Read the entries below and pull out each line with the string "選択範囲".

*** Data shown Section Begins ***

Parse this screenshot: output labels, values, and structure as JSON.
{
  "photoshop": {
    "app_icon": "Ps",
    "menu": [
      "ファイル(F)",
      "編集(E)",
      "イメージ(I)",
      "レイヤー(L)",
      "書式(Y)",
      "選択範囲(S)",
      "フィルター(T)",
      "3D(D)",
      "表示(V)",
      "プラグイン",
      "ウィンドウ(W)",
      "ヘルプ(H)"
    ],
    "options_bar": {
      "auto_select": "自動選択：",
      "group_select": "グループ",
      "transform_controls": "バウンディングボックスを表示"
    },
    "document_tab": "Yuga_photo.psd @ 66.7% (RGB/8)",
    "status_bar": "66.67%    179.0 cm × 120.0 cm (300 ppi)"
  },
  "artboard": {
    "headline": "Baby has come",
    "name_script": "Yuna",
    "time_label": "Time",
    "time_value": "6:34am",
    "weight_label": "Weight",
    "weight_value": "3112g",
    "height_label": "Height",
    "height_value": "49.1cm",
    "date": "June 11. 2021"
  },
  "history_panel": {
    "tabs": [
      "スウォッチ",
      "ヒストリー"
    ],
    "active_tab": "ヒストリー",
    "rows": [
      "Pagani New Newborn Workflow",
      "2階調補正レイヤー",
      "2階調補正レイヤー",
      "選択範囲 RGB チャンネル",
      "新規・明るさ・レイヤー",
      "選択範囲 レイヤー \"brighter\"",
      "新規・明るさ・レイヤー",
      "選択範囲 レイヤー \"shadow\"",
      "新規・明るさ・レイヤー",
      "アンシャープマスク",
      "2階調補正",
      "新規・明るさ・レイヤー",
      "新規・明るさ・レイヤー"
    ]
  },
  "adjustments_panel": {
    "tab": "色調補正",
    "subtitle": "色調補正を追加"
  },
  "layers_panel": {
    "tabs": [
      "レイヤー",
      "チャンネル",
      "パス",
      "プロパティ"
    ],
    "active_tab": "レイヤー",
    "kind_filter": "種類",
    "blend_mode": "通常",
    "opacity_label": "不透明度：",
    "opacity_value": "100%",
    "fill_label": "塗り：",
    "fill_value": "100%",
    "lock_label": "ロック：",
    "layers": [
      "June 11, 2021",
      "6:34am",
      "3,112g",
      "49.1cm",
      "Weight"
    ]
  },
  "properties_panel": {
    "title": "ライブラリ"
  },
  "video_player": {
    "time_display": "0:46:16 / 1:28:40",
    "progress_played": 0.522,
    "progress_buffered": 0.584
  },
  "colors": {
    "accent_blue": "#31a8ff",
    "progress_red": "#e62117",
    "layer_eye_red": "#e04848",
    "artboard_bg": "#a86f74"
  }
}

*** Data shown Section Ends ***

### Completed exercise
      "選択範囲(S)",
      "選択範囲 RGB チャンネル",
      "選択範囲 レイヤー \"brighter\"",
      "選択範囲 レイヤー \"shadow\"",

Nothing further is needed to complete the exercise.